# WHAT YOU NEED TO DO
Set down the records once more, please, exactly and with the pictures left out.
________
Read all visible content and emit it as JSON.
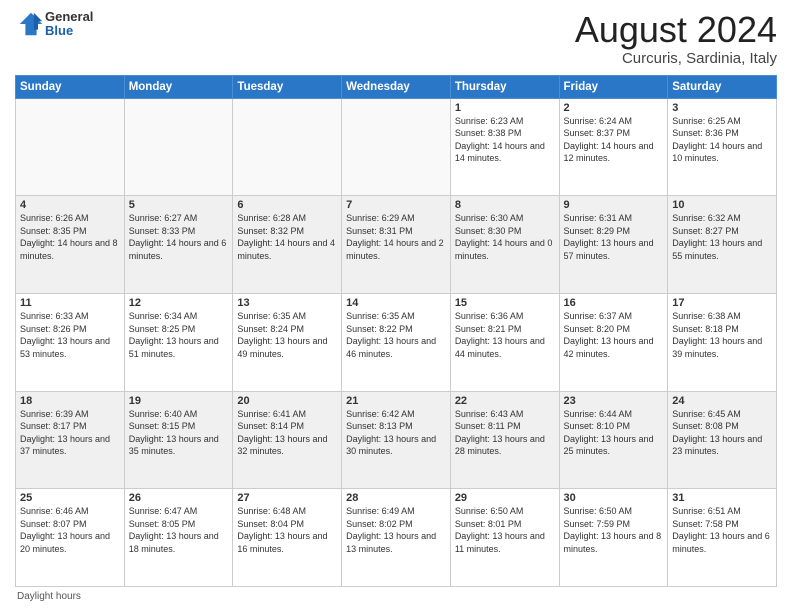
{
  "header": {
    "logo_general": "General",
    "logo_blue": "Blue",
    "month_year": "August 2024",
    "location": "Curcuris, Sardinia, Italy"
  },
  "days_of_week": [
    "Sunday",
    "Monday",
    "Tuesday",
    "Wednesday",
    "Thursday",
    "Friday",
    "Saturday"
  ],
  "weeks": [
    [
      {
        "day": "",
        "info": ""
      },
      {
        "day": "",
        "info": ""
      },
      {
        "day": "",
        "info": ""
      },
      {
        "day": "",
        "info": ""
      },
      {
        "day": "1",
        "info": "Sunrise: 6:23 AM\nSunset: 8:38 PM\nDaylight: 14 hours and 14 minutes."
      },
      {
        "day": "2",
        "info": "Sunrise: 6:24 AM\nSunset: 8:37 PM\nDaylight: 14 hours and 12 minutes."
      },
      {
        "day": "3",
        "info": "Sunrise: 6:25 AM\nSunset: 8:36 PM\nDaylight: 14 hours and 10 minutes."
      }
    ],
    [
      {
        "day": "4",
        "info": "Sunrise: 6:26 AM\nSunset: 8:35 PM\nDaylight: 14 hours and 8 minutes."
      },
      {
        "day": "5",
        "info": "Sunrise: 6:27 AM\nSunset: 8:33 PM\nDaylight: 14 hours and 6 minutes."
      },
      {
        "day": "6",
        "info": "Sunrise: 6:28 AM\nSunset: 8:32 PM\nDaylight: 14 hours and 4 minutes."
      },
      {
        "day": "7",
        "info": "Sunrise: 6:29 AM\nSunset: 8:31 PM\nDaylight: 14 hours and 2 minutes."
      },
      {
        "day": "8",
        "info": "Sunrise: 6:30 AM\nSunset: 8:30 PM\nDaylight: 14 hours and 0 minutes."
      },
      {
        "day": "9",
        "info": "Sunrise: 6:31 AM\nSunset: 8:29 PM\nDaylight: 13 hours and 57 minutes."
      },
      {
        "day": "10",
        "info": "Sunrise: 6:32 AM\nSunset: 8:27 PM\nDaylight: 13 hours and 55 minutes."
      }
    ],
    [
      {
        "day": "11",
        "info": "Sunrise: 6:33 AM\nSunset: 8:26 PM\nDaylight: 13 hours and 53 minutes."
      },
      {
        "day": "12",
        "info": "Sunrise: 6:34 AM\nSunset: 8:25 PM\nDaylight: 13 hours and 51 minutes."
      },
      {
        "day": "13",
        "info": "Sunrise: 6:35 AM\nSunset: 8:24 PM\nDaylight: 13 hours and 49 minutes."
      },
      {
        "day": "14",
        "info": "Sunrise: 6:35 AM\nSunset: 8:22 PM\nDaylight: 13 hours and 46 minutes."
      },
      {
        "day": "15",
        "info": "Sunrise: 6:36 AM\nSunset: 8:21 PM\nDaylight: 13 hours and 44 minutes."
      },
      {
        "day": "16",
        "info": "Sunrise: 6:37 AM\nSunset: 8:20 PM\nDaylight: 13 hours and 42 minutes."
      },
      {
        "day": "17",
        "info": "Sunrise: 6:38 AM\nSunset: 8:18 PM\nDaylight: 13 hours and 39 minutes."
      }
    ],
    [
      {
        "day": "18",
        "info": "Sunrise: 6:39 AM\nSunset: 8:17 PM\nDaylight: 13 hours and 37 minutes."
      },
      {
        "day": "19",
        "info": "Sunrise: 6:40 AM\nSunset: 8:15 PM\nDaylight: 13 hours and 35 minutes."
      },
      {
        "day": "20",
        "info": "Sunrise: 6:41 AM\nSunset: 8:14 PM\nDaylight: 13 hours and 32 minutes."
      },
      {
        "day": "21",
        "info": "Sunrise: 6:42 AM\nSunset: 8:13 PM\nDaylight: 13 hours and 30 minutes."
      },
      {
        "day": "22",
        "info": "Sunrise: 6:43 AM\nSunset: 8:11 PM\nDaylight: 13 hours and 28 minutes."
      },
      {
        "day": "23",
        "info": "Sunrise: 6:44 AM\nSunset: 8:10 PM\nDaylight: 13 hours and 25 minutes."
      },
      {
        "day": "24",
        "info": "Sunrise: 6:45 AM\nSunset: 8:08 PM\nDaylight: 13 hours and 23 minutes."
      }
    ],
    [
      {
        "day": "25",
        "info": "Sunrise: 6:46 AM\nSunset: 8:07 PM\nDaylight: 13 hours and 20 minutes."
      },
      {
        "day": "26",
        "info": "Sunrise: 6:47 AM\nSunset: 8:05 PM\nDaylight: 13 hours and 18 minutes."
      },
      {
        "day": "27",
        "info": "Sunrise: 6:48 AM\nSunset: 8:04 PM\nDaylight: 13 hours and 16 minutes."
      },
      {
        "day": "28",
        "info": "Sunrise: 6:49 AM\nSunset: 8:02 PM\nDaylight: 13 hours and 13 minutes."
      },
      {
        "day": "29",
        "info": "Sunrise: 6:50 AM\nSunset: 8:01 PM\nDaylight: 13 hours and 11 minutes."
      },
      {
        "day": "30",
        "info": "Sunrise: 6:50 AM\nSunset: 7:59 PM\nDaylight: 13 hours and 8 minutes."
      },
      {
        "day": "31",
        "info": "Sunrise: 6:51 AM\nSunset: 7:58 PM\nDaylight: 13 hours and 6 minutes."
      }
    ]
  ],
  "footer": "Daylight hours"
}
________
# ANSWER SPACE
Read all visible content and emit it as JSON.
{
  "header": {
    "logo_general": "General",
    "logo_blue": "Blue",
    "month_year": "August 2024",
    "location": "Curcuris, Sardinia, Italy"
  },
  "days_of_week": [
    "Sunday",
    "Monday",
    "Tuesday",
    "Wednesday",
    "Thursday",
    "Friday",
    "Saturday"
  ],
  "weeks": [
    [
      {
        "day": "",
        "info": ""
      },
      {
        "day": "",
        "info": ""
      },
      {
        "day": "",
        "info": ""
      },
      {
        "day": "",
        "info": ""
      },
      {
        "day": "1",
        "info": "Sunrise: 6:23 AM\nSunset: 8:38 PM\nDaylight: 14 hours and 14 minutes."
      },
      {
        "day": "2",
        "info": "Sunrise: 6:24 AM\nSunset: 8:37 PM\nDaylight: 14 hours and 12 minutes."
      },
      {
        "day": "3",
        "info": "Sunrise: 6:25 AM\nSunset: 8:36 PM\nDaylight: 14 hours and 10 minutes."
      }
    ],
    [
      {
        "day": "4",
        "info": "Sunrise: 6:26 AM\nSunset: 8:35 PM\nDaylight: 14 hours and 8 minutes."
      },
      {
        "day": "5",
        "info": "Sunrise: 6:27 AM\nSunset: 8:33 PM\nDaylight: 14 hours and 6 minutes."
      },
      {
        "day": "6",
        "info": "Sunrise: 6:28 AM\nSunset: 8:32 PM\nDaylight: 14 hours and 4 minutes."
      },
      {
        "day": "7",
        "info": "Sunrise: 6:29 AM\nSunset: 8:31 PM\nDaylight: 14 hours and 2 minutes."
      },
      {
        "day": "8",
        "info": "Sunrise: 6:30 AM\nSunset: 8:30 PM\nDaylight: 14 hours and 0 minutes."
      },
      {
        "day": "9",
        "info": "Sunrise: 6:31 AM\nSunset: 8:29 PM\nDaylight: 13 hours and 57 minutes."
      },
      {
        "day": "10",
        "info": "Sunrise: 6:32 AM\nSunset: 8:27 PM\nDaylight: 13 hours and 55 minutes."
      }
    ],
    [
      {
        "day": "11",
        "info": "Sunrise: 6:33 AM\nSunset: 8:26 PM\nDaylight: 13 hours and 53 minutes."
      },
      {
        "day": "12",
        "info": "Sunrise: 6:34 AM\nSunset: 8:25 PM\nDaylight: 13 hours and 51 minutes."
      },
      {
        "day": "13",
        "info": "Sunrise: 6:35 AM\nSunset: 8:24 PM\nDaylight: 13 hours and 49 minutes."
      },
      {
        "day": "14",
        "info": "Sunrise: 6:35 AM\nSunset: 8:22 PM\nDaylight: 13 hours and 46 minutes."
      },
      {
        "day": "15",
        "info": "Sunrise: 6:36 AM\nSunset: 8:21 PM\nDaylight: 13 hours and 44 minutes."
      },
      {
        "day": "16",
        "info": "Sunrise: 6:37 AM\nSunset: 8:20 PM\nDaylight: 13 hours and 42 minutes."
      },
      {
        "day": "17",
        "info": "Sunrise: 6:38 AM\nSunset: 8:18 PM\nDaylight: 13 hours and 39 minutes."
      }
    ],
    [
      {
        "day": "18",
        "info": "Sunrise: 6:39 AM\nSunset: 8:17 PM\nDaylight: 13 hours and 37 minutes."
      },
      {
        "day": "19",
        "info": "Sunrise: 6:40 AM\nSunset: 8:15 PM\nDaylight: 13 hours and 35 minutes."
      },
      {
        "day": "20",
        "info": "Sunrise: 6:41 AM\nSunset: 8:14 PM\nDaylight: 13 hours and 32 minutes."
      },
      {
        "day": "21",
        "info": "Sunrise: 6:42 AM\nSunset: 8:13 PM\nDaylight: 13 hours and 30 minutes."
      },
      {
        "day": "22",
        "info": "Sunrise: 6:43 AM\nSunset: 8:11 PM\nDaylight: 13 hours and 28 minutes."
      },
      {
        "day": "23",
        "info": "Sunrise: 6:44 AM\nSunset: 8:10 PM\nDaylight: 13 hours and 25 minutes."
      },
      {
        "day": "24",
        "info": "Sunrise: 6:45 AM\nSunset: 8:08 PM\nDaylight: 13 hours and 23 minutes."
      }
    ],
    [
      {
        "day": "25",
        "info": "Sunrise: 6:46 AM\nSunset: 8:07 PM\nDaylight: 13 hours and 20 minutes."
      },
      {
        "day": "26",
        "info": "Sunrise: 6:47 AM\nSunset: 8:05 PM\nDaylight: 13 hours and 18 minutes."
      },
      {
        "day": "27",
        "info": "Sunrise: 6:48 AM\nSunset: 8:04 PM\nDaylight: 13 hours and 16 minutes."
      },
      {
        "day": "28",
        "info": "Sunrise: 6:49 AM\nSunset: 8:02 PM\nDaylight: 13 hours and 13 minutes."
      },
      {
        "day": "29",
        "info": "Sunrise: 6:50 AM\nSunset: 8:01 PM\nDaylight: 13 hours and 11 minutes."
      },
      {
        "day": "30",
        "info": "Sunrise: 6:50 AM\nSunset: 7:59 PM\nDaylight: 13 hours and 8 minutes."
      },
      {
        "day": "31",
        "info": "Sunrise: 6:51 AM\nSunset: 7:58 PM\nDaylight: 13 hours and 6 minutes."
      }
    ]
  ],
  "footer": "Daylight hours"
}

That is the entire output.